Instructions for the task => Take each line below that has "meta" and copy it.

(Web page and app entries)
__________________________________________________
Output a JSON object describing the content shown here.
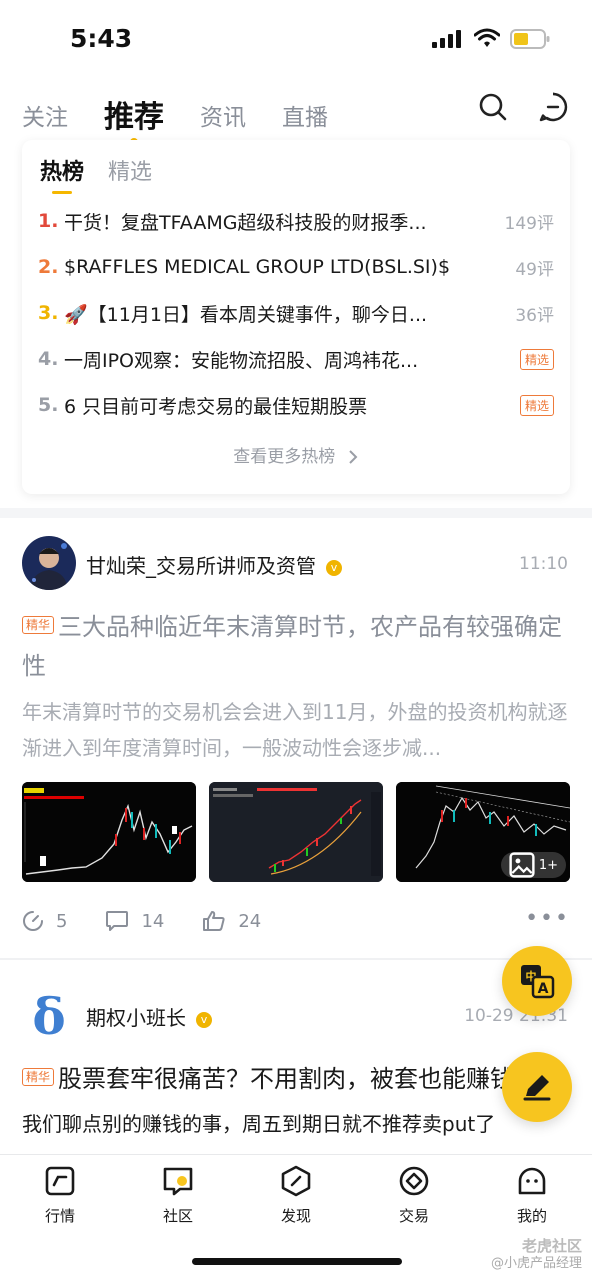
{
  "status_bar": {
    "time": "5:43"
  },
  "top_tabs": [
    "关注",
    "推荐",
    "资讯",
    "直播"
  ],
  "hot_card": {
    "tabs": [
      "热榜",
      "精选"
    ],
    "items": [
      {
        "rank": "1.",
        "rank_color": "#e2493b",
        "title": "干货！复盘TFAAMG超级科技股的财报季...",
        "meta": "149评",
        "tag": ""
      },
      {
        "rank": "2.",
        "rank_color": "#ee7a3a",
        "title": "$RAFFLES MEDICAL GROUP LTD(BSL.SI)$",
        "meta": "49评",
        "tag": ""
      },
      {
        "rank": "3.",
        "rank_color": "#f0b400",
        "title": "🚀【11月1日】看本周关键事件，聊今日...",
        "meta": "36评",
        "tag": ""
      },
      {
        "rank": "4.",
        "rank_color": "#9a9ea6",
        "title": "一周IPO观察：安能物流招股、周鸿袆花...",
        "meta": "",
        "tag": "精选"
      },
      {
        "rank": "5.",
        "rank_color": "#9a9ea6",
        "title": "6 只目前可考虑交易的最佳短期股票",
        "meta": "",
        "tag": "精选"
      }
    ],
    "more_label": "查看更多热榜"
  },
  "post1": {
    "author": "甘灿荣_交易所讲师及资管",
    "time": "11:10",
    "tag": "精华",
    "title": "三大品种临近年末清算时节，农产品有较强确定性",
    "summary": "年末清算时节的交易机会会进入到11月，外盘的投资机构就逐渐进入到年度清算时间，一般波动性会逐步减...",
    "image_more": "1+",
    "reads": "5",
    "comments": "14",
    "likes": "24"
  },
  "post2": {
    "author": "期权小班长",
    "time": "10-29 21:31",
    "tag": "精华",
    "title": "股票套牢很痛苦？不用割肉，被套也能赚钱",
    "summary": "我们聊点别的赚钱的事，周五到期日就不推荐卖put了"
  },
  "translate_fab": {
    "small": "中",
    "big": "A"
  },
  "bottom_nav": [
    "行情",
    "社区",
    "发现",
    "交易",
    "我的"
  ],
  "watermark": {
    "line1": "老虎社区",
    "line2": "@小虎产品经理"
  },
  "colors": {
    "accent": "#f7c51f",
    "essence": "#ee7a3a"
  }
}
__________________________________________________
Answer for the task =>
        "meta": "149评",
        "meta": "49评",
        "meta": "36评",
        "meta": "",
        "meta": "",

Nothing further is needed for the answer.